Bamako (AFP) - Tuareg rebels in northern Mali said Sunday they were pulling out of an international committee set up to monitor a peace accord between them and pro-government forces in the restive region, after deadly clashes between the rival groups sent tensions soaring.
Sidi Brahim Ould Sidati, a representative of the rebel Coordination of Azawad Movements (CMA) said his grouping was "suspending our participation in the monitoring group" until loyalist forces pull out of the town of Anefis, about 120 kilometres (75 miles) south of the CMA stronghold Kidal.
Pro-government militants seized the town on Monday after three days of bitter fighting which left at least 10 people dead, according to a source with MINUSMA, the UN mission in the country.
Both sides accused each other of starting the fighting, described by the government as the first deliberate violation of the recently-agreed peace deal seen as key to returning stability to the vast northern region.
After the outbreak of violence UN peacekeepers set up a "security zone" around the northern town of Kidal, some 1,500 km northeast of the capital Bamako, in a bid to curb tensions.
The monitoring committee, chaired by Algeria, was put in place to oversee the implementation of the deal signed in May by loyalist groups and in June by the reluctant CMA, an umbrella group for the separatist Tuareg.
Ould Sidati said however that the CMA "would remain part of dialogue as long as there are no more ceasefire violations on the ground".
A UN security source confirmed to AFP that the CMA, which represents several rebel groups, had announced to international mediators it was boycotting the monitoring group.
The rebels have agreed to attend a meeting of the committee on Monday, but only to announce the suspension of their participation, said Ould Sidati.
International mediators in Mali voiced concern over the country's "deteriorating security situation" in a statement, urging "strict compliance" with the peace deal.
The move highlights the fragility of the deal which seeks to end decades of ethnic divisions and uprisings by Mali's Tuareg, a traditionally nomadic people whose 2012 rebellion sparked a coup and plunged the country into chaos.
The Tuareg allied with Al-Qaeda-linked groups to seize towns across Mali's north, but they were cast out by the extremists who installed a brutal form of sharia law in towns under their control for 10 months until they were ousted in a French-led offensive.
Bamako has yet to gain full control of the north which is overrun with competing armed groups and remains threatened by a jihadist insurgency.
The Algerian-led mediation team condemned the recent "flagrant violation" of the peace accord after a meeting with the Malian government late Sunday and demanded the warring parties immediate return to the positions held on June 20 when the accord was wrapped up.

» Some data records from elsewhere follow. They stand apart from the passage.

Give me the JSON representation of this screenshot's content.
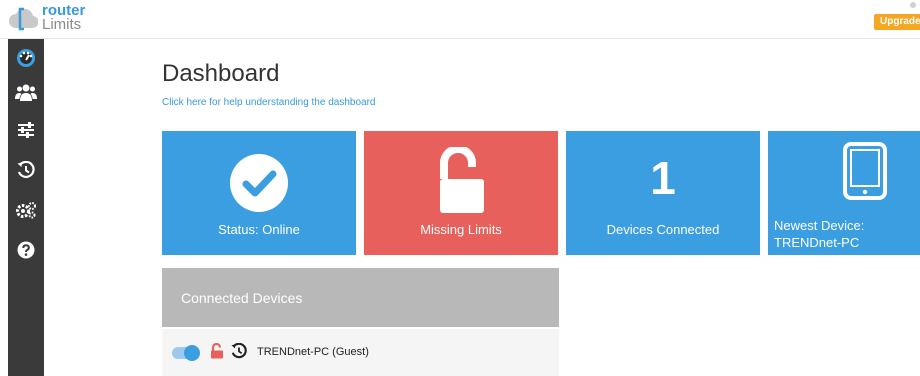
{
  "header": {
    "logo_line1": "router",
    "logo_line2": "Limits",
    "upgrade_label": "Upgrade to"
  },
  "sidebar": {
    "items": [
      {
        "icon": "dashboard-gauge-icon",
        "active": true
      },
      {
        "icon": "users-group-icon"
      },
      {
        "icon": "sliders-icon"
      },
      {
        "icon": "history-icon"
      },
      {
        "icon": "gears-icon"
      },
      {
        "icon": "help-icon"
      }
    ]
  },
  "main": {
    "title": "Dashboard",
    "help_link": "Click here for help understanding the dashboard",
    "tiles": [
      {
        "label": "Status: Online",
        "icon": "check-circle-icon",
        "color": "#3a9ee0"
      },
      {
        "label": "Missing Limits",
        "icon": "unlock-icon",
        "color": "#e8605c"
      },
      {
        "label": "Devices Connected",
        "value": "1",
        "color": "#3a9ee0"
      },
      {
        "label": "Newest Device: TRENDnet-PC",
        "icon": "tablet-icon",
        "color": "#3a9ee0"
      }
    ],
    "connected_devices": {
      "title": "Connected Devices",
      "devices": [
        {
          "name": "TRENDnet-PC (Guest)",
          "enabled": true
        }
      ]
    }
  },
  "colors": {
    "accent": "#3a9ee0",
    "danger": "#e8605c",
    "sidebar": "#3a3a3a",
    "upgrade": "#f5a623",
    "panel_head": "#b8b8b8"
  }
}
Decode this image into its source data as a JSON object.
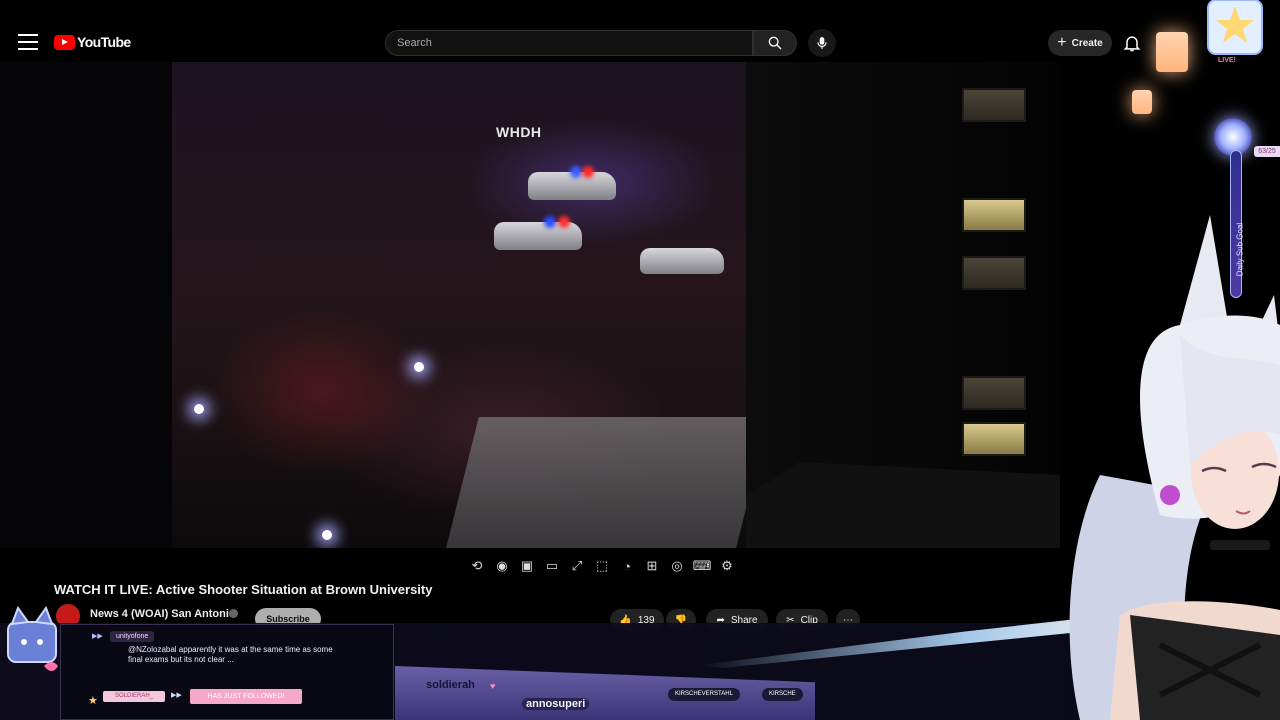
{
  "header": {
    "brand": "YouTube",
    "search_placeholder": "Search",
    "create_label": "Create"
  },
  "video": {
    "watermark": "WHDH",
    "title": "WATCH IT LIVE: Active Shooter Situation at Brown University",
    "channel_name": "News 4 (WOAI) San Antonio",
    "subscribe_label": "Subscribe",
    "like_count": "139",
    "share_label": "Share",
    "clip_label": "Clip"
  },
  "toolbar": {
    "icons": [
      "loop-icon",
      "live-icon",
      "mini-settings-icon",
      "theater-icon",
      "fullscreen-icon",
      "crop-icon",
      "speed-icon",
      "add-icon",
      "screenshot-icon",
      "keyboard-icon",
      "gear-icon"
    ]
  },
  "stream_overlay": {
    "chat_username": "unityofone",
    "chat_message": "@NZolozabal apparently it was at the same time as some final exams but its not clear ...",
    "follower_name": "SOLDIERAH_",
    "follow_text": "HAS JUST FOLLOWED!",
    "sub_name_1": "soldierah",
    "sub_name_2": "annosuperi",
    "twitter_handle": "KIRSCHEVERSTAHL",
    "chat_handle": "KIRSCHE",
    "live_tag": "LIVE!",
    "goal_label": "Daily Sub Goal",
    "goal_count": "63/25"
  },
  "colors": {
    "brand_red": "#ff0000",
    "background": "#000000",
    "accent_pink": "#f6a9c7",
    "goal_blue": "#4d3aa3"
  }
}
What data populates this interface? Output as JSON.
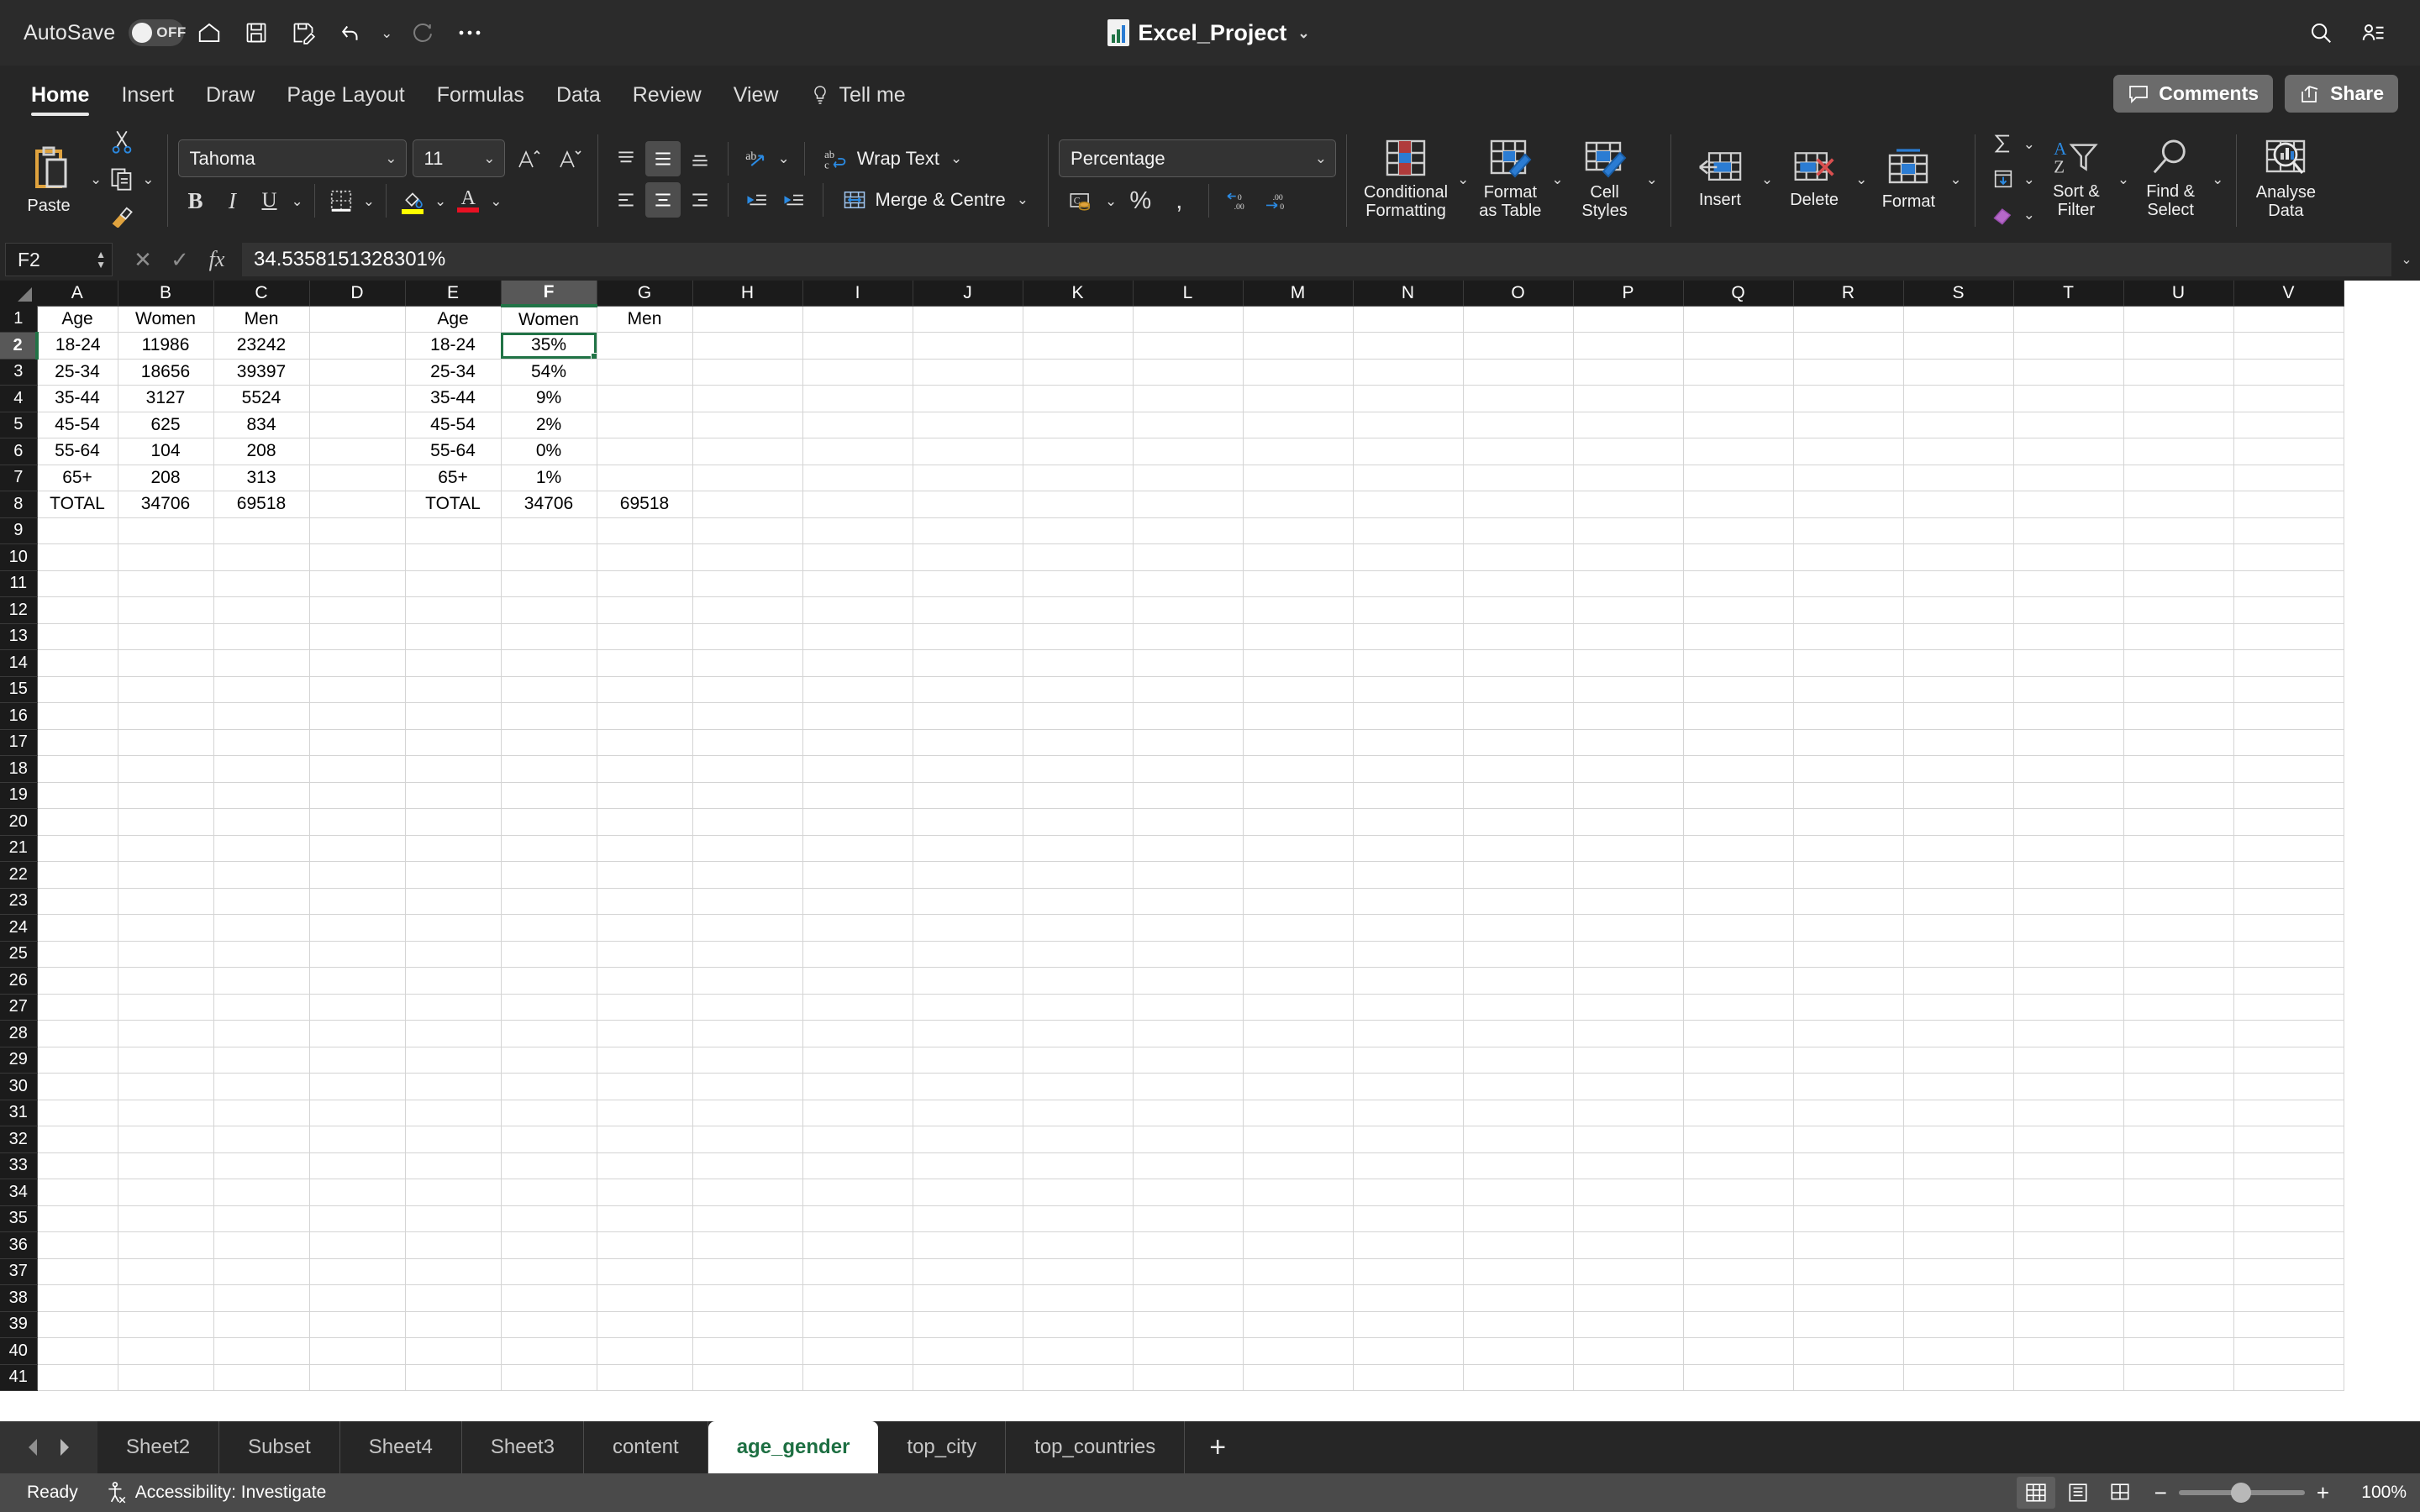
{
  "titlebar": {
    "autosave_label": "AutoSave",
    "autosave_state": "OFF",
    "document_title": "Excel_Project",
    "quick_access": [
      "home-icon",
      "save-icon",
      "save-as-icon",
      "undo-icon",
      "redo-icon",
      "more-icon"
    ],
    "search_icon": "search-icon",
    "account_icon": "account-icon"
  },
  "ribbon_tabs": {
    "items": [
      {
        "label": "Home",
        "active": true
      },
      {
        "label": "Insert",
        "active": false
      },
      {
        "label": "Draw",
        "active": false
      },
      {
        "label": "Page Layout",
        "active": false
      },
      {
        "label": "Formulas",
        "active": false
      },
      {
        "label": "Data",
        "active": false
      },
      {
        "label": "Review",
        "active": false
      },
      {
        "label": "View",
        "active": false
      }
    ],
    "tell_me": "Tell me",
    "comments": "Comments",
    "share": "Share"
  },
  "ribbon": {
    "clipboard": {
      "paste_label": "Paste",
      "cut_icon": "scissors-icon",
      "copy_icon": "copy-icon",
      "format_painter_icon": "format-painter-icon"
    },
    "font": {
      "font_family": "Tahoma",
      "font_size": "11",
      "grow_font": "A^",
      "shrink_font": "Av",
      "bold": "B",
      "italic": "I",
      "underline": "U",
      "borders_icon": "borders-icon",
      "fill_color_icon": "fill-color-icon",
      "fill_color": "#FFFF00",
      "font_color_icon": "font-color-icon",
      "font_color": "#E81123"
    },
    "alignment": {
      "align_top": "align-top-icon",
      "align_middle": "align-middle-icon",
      "align_bottom": "align-bottom-icon",
      "orientation": "text-orientation-icon",
      "align_left": "align-left-icon",
      "align_center": "align-center-icon",
      "align_right": "align-right-icon",
      "decrease_indent": "decrease-indent-icon",
      "increase_indent": "increase-indent-icon",
      "wrap_text": "Wrap Text",
      "merge_centre": "Merge & Centre"
    },
    "number": {
      "format": "Percentage",
      "accounting_icon": "accounting-number-format-icon",
      "percent_style": "%",
      "comma_style": ",",
      "decrease_decimal": "decrease-decimal-icon",
      "increase_decimal": "increase-decimal-icon"
    },
    "styles": {
      "conditional_formatting": "Conditional\nFormatting",
      "conditional_formatting_l1": "Conditional",
      "conditional_formatting_l2": "Formatting",
      "format_as_table_l1": "Format",
      "format_as_table_l2": "as Table",
      "cell_styles_l1": "Cell",
      "cell_styles_l2": "Styles"
    },
    "cells": {
      "insert": "Insert",
      "delete": "Delete",
      "format": "Format"
    },
    "editing": {
      "autosum_icon": "autosum-icon",
      "fill_icon": "fill-down-icon",
      "clear_icon": "clear-eraser-icon",
      "sort_filter_l1": "Sort &",
      "sort_filter_l2": "Filter",
      "find_select_l1": "Find &",
      "find_select_l2": "Select"
    },
    "analysis": {
      "analyse_data_l1": "Analyse",
      "analyse_data_l2": "Data"
    }
  },
  "formula_bar": {
    "name_box": "F2",
    "cancel_icon": "cancel-x-icon",
    "enter_icon": "enter-check-icon",
    "fx_icon": "fx-icon",
    "formula": "34.5358151328301%"
  },
  "grid": {
    "columns": [
      "A",
      "B",
      "C",
      "D",
      "E",
      "F",
      "G",
      "H",
      "I",
      "J",
      "K",
      "L",
      "M",
      "N",
      "O",
      "P",
      "Q",
      "R",
      "S",
      "T",
      "U",
      "V"
    ],
    "selected_column": "F",
    "selected_row": 2,
    "selected_cell": "F2",
    "row_count": 41,
    "cells": {
      "1": {
        "A": "Age",
        "B": "Women",
        "C": "Men",
        "E": "Age",
        "F": "Women",
        "G": "Men"
      },
      "2": {
        "A": "18-24",
        "B": "11986",
        "C": "23242",
        "E": "18-24",
        "F": "35%"
      },
      "3": {
        "A": "25-34",
        "B": "18656",
        "C": "39397",
        "E": "25-34",
        "F": "54%"
      },
      "4": {
        "A": "35-44",
        "B": "3127",
        "C": "5524",
        "E": "35-44",
        "F": "9%"
      },
      "5": {
        "A": "45-54",
        "B": "625",
        "C": "834",
        "E": "45-54",
        "F": "2%"
      },
      "6": {
        "A": "55-64",
        "B": "104",
        "C": "208",
        "E": "55-64",
        "F": "0%"
      },
      "7": {
        "A": "65+",
        "B": "208",
        "C": "313",
        "E": "65+",
        "F": "1%"
      },
      "8": {
        "A": "TOTAL",
        "B": "34706",
        "C": "69518",
        "E": "TOTAL",
        "F": "34706",
        "G": "69518"
      }
    }
  },
  "sheet_tabs": {
    "items": [
      {
        "label": "Sheet2",
        "active": false
      },
      {
        "label": "Subset",
        "active": false
      },
      {
        "label": "Sheet4",
        "active": false
      },
      {
        "label": "Sheet3",
        "active": false
      },
      {
        "label": "content",
        "active": false
      },
      {
        "label": "age_gender",
        "active": true
      },
      {
        "label": "top_city",
        "active": false
      },
      {
        "label": "top_countries",
        "active": false
      }
    ],
    "add_sheet": "+"
  },
  "status_bar": {
    "state": "Ready",
    "accessibility": "Accessibility: Investigate",
    "view_normal": "normal-view-icon",
    "view_page_layout": "page-layout-view-icon",
    "view_page_break": "page-break-view-icon",
    "zoom_out": "−",
    "zoom_in": "+",
    "zoom_level": "100%"
  }
}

In a statement the mediators called for the implementation of "confidence-building measures, notably the freedom of people detained" during the recent fighting.